For transforming access to early learning in India
Azeez Gupta is a self-proclaimed "social impact geek." And based on his project portfolio, it’s safe to say he’s geeking out. One highlight: Leading workforce development initiatives at Pratham—helping the Indian NGO train more than 1 million youth annually. And then in 2020, he joined forces with his sister, Namya Mahajan, to create Rocket Learning, tapping into the uber-popular WhatsApp used by more than 487 million people in India.
For Gupta and his sister, the focus on education started early, with their parents filling the family home in northern India with books and educational toys. And even after busy workdays, they made the effort to challenge their children with thought-provoking questions and puzzles.
But Gupta realized many children aren’t as lucky. Across South Asia, 35 million children lack access to pre-primary education, according to UNICEF. In India, almost 43 percent of rural first graders can’t recognize the letters of the alphabet, and nearly 36 percent can’t recognize single-digit numbers. "This means that most low-income children have fundamentally lost the game of life even before they enter formal, compulsory school," Gupta wrote on Quartz.

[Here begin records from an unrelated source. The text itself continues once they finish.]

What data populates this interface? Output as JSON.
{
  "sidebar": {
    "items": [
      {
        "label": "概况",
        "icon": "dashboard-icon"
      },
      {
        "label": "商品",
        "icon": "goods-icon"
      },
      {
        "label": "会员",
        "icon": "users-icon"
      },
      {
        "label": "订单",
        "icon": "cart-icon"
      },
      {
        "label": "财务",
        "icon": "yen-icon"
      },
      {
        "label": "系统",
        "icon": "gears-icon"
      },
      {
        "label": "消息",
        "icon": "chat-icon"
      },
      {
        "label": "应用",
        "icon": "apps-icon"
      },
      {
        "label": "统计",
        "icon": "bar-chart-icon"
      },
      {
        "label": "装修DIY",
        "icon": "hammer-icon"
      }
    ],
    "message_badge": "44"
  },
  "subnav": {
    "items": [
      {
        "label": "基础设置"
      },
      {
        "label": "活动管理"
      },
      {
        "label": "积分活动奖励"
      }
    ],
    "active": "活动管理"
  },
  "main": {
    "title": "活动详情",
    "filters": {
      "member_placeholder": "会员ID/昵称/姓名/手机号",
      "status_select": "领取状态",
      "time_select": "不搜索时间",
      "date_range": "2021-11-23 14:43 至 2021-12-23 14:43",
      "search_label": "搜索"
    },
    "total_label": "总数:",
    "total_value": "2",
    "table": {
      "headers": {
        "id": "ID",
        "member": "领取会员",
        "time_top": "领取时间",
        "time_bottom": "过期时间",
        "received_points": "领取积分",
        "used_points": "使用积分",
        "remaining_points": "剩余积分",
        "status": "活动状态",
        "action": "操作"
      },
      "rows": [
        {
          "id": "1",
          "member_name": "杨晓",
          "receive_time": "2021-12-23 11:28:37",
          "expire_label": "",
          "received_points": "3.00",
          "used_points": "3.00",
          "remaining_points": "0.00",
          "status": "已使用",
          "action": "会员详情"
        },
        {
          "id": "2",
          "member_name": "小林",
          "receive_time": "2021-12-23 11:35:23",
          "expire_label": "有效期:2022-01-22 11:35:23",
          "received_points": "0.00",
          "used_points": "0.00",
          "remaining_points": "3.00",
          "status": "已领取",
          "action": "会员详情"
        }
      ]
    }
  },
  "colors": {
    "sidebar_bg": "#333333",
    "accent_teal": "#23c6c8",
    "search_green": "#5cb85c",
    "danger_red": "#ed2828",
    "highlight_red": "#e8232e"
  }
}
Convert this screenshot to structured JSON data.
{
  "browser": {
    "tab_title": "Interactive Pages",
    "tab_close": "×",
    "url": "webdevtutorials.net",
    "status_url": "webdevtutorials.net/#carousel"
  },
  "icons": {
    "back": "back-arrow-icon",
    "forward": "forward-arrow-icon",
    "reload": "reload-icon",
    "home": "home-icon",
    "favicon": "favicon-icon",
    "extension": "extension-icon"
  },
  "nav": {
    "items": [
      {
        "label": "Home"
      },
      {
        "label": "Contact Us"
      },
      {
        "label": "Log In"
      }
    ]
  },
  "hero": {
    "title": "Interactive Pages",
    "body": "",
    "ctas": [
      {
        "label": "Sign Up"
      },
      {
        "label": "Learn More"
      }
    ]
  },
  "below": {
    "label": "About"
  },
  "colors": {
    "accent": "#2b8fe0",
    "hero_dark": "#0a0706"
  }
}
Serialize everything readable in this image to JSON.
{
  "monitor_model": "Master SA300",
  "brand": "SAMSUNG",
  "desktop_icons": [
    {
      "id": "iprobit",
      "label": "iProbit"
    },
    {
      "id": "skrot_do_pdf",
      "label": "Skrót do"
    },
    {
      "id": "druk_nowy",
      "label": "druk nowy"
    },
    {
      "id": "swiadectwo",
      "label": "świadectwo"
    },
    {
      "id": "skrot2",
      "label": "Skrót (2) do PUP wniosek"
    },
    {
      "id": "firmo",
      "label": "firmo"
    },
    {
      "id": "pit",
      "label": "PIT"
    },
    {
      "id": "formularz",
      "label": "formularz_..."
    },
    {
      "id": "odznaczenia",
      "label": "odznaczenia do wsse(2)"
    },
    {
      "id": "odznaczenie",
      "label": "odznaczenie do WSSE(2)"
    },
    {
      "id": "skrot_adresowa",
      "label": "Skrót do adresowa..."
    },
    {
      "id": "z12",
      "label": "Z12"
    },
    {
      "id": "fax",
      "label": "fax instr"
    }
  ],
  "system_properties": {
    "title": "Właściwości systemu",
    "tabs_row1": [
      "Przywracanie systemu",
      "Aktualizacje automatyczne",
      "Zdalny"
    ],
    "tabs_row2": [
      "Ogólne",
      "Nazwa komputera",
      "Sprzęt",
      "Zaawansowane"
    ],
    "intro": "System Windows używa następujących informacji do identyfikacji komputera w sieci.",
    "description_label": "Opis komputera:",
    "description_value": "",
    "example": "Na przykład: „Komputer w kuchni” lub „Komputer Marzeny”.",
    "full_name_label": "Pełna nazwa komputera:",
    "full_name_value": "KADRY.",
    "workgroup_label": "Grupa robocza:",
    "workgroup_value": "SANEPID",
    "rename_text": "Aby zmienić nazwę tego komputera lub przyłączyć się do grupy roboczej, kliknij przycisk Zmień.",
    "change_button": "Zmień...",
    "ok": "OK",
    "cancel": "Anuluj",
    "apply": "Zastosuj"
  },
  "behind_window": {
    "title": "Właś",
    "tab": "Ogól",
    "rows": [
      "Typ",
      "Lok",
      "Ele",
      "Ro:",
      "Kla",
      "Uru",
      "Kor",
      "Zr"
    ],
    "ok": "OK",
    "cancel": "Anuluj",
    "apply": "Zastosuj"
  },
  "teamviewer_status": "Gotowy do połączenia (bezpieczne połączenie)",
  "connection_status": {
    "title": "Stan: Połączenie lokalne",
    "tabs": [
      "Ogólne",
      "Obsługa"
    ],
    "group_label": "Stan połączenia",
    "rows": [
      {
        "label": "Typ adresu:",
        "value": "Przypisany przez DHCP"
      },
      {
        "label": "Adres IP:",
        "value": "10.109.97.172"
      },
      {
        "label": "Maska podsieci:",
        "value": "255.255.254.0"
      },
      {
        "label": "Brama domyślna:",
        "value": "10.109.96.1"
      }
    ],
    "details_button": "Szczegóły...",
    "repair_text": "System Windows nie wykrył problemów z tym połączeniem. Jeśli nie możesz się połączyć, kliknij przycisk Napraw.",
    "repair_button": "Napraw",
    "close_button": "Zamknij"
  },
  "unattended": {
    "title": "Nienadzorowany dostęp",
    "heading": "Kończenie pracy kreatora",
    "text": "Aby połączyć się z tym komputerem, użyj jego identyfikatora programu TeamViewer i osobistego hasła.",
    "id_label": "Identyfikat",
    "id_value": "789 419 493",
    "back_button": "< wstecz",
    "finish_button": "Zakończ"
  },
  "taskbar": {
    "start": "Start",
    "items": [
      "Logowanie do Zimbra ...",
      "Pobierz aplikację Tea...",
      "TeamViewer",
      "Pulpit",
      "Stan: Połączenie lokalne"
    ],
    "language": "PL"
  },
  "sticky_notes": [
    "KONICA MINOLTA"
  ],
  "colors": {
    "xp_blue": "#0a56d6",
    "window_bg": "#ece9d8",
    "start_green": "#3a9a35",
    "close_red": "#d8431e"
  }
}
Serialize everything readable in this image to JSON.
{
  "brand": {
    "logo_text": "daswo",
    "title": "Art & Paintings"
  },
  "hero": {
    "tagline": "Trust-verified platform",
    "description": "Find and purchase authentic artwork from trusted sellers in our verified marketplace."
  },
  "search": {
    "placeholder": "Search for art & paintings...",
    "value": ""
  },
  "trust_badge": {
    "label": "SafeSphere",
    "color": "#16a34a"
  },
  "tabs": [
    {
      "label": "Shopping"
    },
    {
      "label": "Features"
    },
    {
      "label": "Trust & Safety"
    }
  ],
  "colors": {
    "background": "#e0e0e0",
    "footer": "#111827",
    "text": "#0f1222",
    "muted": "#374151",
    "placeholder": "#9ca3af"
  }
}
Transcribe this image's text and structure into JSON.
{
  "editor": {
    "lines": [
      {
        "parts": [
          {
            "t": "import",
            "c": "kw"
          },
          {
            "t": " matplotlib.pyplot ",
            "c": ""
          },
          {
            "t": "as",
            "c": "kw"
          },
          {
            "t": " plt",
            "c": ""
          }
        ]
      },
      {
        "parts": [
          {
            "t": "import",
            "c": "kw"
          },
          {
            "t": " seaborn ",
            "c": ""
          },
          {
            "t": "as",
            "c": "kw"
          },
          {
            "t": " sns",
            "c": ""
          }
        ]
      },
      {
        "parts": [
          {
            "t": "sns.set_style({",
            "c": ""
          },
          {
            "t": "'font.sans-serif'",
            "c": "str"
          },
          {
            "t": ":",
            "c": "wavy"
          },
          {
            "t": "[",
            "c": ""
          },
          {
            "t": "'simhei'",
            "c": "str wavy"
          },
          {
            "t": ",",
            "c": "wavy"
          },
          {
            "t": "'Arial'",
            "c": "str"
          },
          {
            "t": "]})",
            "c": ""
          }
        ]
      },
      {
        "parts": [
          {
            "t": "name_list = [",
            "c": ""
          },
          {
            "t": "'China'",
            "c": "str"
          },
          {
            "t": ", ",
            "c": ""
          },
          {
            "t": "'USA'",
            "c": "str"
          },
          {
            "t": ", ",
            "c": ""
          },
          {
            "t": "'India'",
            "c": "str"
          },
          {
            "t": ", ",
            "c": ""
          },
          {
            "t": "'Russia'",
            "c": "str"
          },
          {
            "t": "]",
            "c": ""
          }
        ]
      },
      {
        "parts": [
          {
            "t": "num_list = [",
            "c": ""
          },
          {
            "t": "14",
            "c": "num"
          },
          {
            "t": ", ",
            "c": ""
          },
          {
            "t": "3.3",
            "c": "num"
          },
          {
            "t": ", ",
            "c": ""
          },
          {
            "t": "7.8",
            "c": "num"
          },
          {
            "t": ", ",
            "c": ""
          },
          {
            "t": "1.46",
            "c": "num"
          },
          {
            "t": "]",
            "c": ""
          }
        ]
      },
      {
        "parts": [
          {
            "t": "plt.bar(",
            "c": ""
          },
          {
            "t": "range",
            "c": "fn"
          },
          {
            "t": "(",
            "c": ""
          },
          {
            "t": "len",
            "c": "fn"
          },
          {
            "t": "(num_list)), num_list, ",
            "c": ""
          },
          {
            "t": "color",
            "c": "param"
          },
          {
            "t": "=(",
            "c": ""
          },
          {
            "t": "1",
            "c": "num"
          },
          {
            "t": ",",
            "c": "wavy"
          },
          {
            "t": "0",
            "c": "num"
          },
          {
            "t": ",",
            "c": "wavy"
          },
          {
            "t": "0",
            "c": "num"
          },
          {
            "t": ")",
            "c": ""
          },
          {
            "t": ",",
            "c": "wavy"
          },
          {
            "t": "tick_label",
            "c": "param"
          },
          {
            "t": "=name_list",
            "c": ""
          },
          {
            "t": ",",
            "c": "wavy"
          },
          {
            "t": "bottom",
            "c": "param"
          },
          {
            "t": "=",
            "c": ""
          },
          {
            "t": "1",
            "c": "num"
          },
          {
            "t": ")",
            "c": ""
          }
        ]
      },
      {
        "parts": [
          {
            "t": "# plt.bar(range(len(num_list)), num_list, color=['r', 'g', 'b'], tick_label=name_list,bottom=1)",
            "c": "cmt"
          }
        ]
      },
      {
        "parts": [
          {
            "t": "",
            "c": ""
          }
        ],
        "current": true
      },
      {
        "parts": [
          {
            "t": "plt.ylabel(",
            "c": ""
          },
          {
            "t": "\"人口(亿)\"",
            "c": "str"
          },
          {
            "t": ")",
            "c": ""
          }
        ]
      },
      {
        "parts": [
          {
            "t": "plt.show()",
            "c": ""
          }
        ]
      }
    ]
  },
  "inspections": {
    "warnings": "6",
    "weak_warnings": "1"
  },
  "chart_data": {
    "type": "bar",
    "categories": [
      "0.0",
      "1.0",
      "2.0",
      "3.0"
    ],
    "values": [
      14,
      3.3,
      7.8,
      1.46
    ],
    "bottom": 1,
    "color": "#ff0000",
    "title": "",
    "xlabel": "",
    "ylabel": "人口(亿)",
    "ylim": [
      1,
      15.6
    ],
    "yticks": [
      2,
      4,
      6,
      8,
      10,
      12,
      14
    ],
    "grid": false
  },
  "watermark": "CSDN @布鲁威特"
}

That’s where he’s looking to make a difference with Rocket Learning. The nonprofit provides free educational videos, activities and other resources for families with children.
The concept? Partner with government agencies to build vibrant digital communities by delivering age-appropriate, play-based content to teachers and parents of preschoolers through WhatsApp groups. By leaning in to a group model, Rocket Learning provides social motivation to incentivize teachers and parents to conduct the activities with children. The organization also uses its technology to make real-time behavioral nudges and deliver rewards like report cards and medals sent at scale through automation.
An "ardent believer in the power of partnership between governments, civil societies, private sector and people," Gupta has the organization partnering with India’s national and state governments as well as MIT’s Abdul Latif Jameel Poverty Action Lab to develop and delivery materials, and then study the impact of those resources. To date, Rocket Learning has reached more than 1 million kids through 60,000 teacher-parent messaging groups. And by year’s end, he hopes to use government partnerships to increase that number more than tenfold.